[MATERIALS PROVIDED]

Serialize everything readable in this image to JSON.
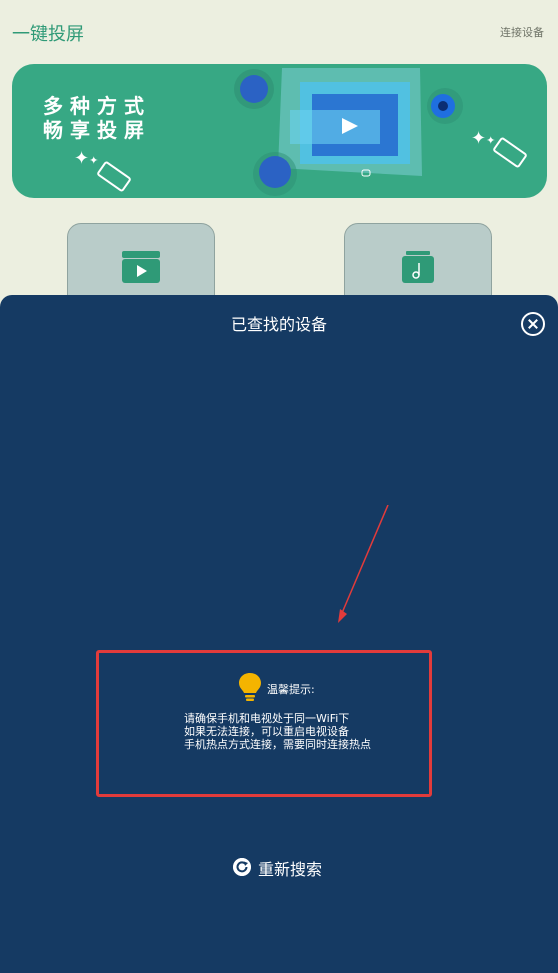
{
  "header": {
    "app_title": "一键投屏",
    "connect_label": "连接设备"
  },
  "banner": {
    "line1": "多种方式",
    "line2": "畅享投屏"
  },
  "cards": [
    {
      "icon": "video-clapper-icon"
    },
    {
      "icon": "music-folder-icon"
    }
  ],
  "sheet": {
    "title": "已查找的设备",
    "tip_title": "温馨提示:",
    "tip_lines": [
      "请确保手机和电视处于同一WiFi下",
      "如果无法连接，可以重启电视设备",
      "手机热点方式连接，需要同时连接热点"
    ],
    "refresh_label": "重新搜索"
  },
  "colors": {
    "accent": "#37a884",
    "sheet_bg": "#153a63",
    "highlight_border": "#e23b3b",
    "bulb": "#f4b400"
  }
}
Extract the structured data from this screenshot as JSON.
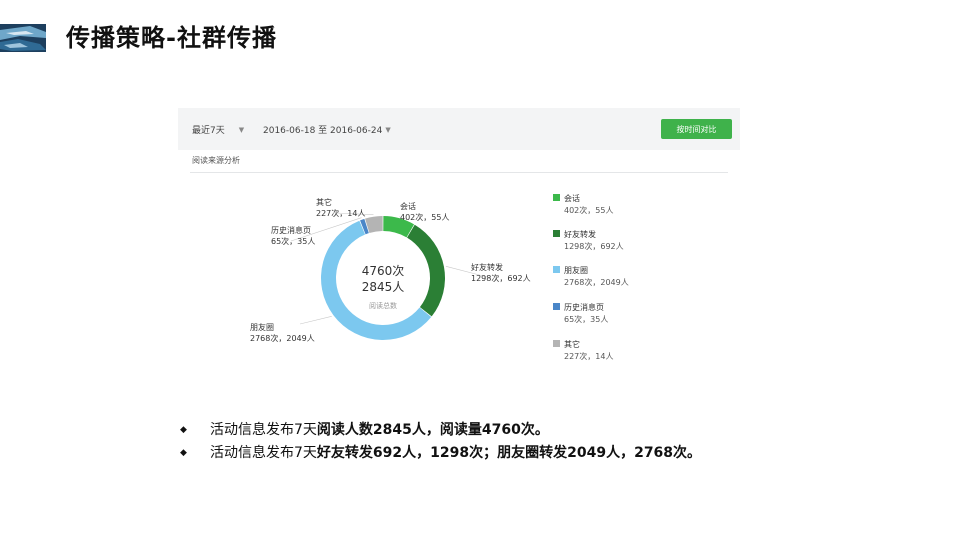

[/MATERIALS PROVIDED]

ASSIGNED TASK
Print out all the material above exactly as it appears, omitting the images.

YOUR SOLUTION
Serialize everything readable in this image to JSON.
{
  "header": {
    "app_title": "一键投屏",
    "connect_label": "连接设备"
  },
  "banner": {
    "line1": "多种方式",
    "line2": "畅享投屏"
  },
  "cards": [
    {
      "icon": "video-clapper-icon"
    },
    {
      "icon": "music-folder-icon"
    }
  ],
  "sheet": {
    "title": "已查找的设备",
    "tip_title": "温馨提示:",
    "tip_lines": [
      "请确保手机和电视处于同一WiFi下",
      "如果无法连接，可以重启电视设备",
      "手机热点方式连接，需要同时连接热点"
    ],
    "refresh_label": "重新搜索"
  },
  "colors": {
    "accent": "#37a884",
    "sheet_bg": "#153a63",
    "highlight_border": "#e23b3b",
    "bulb": "#f4b400"
  }
}
Extract the structured data from this screenshot as JSON.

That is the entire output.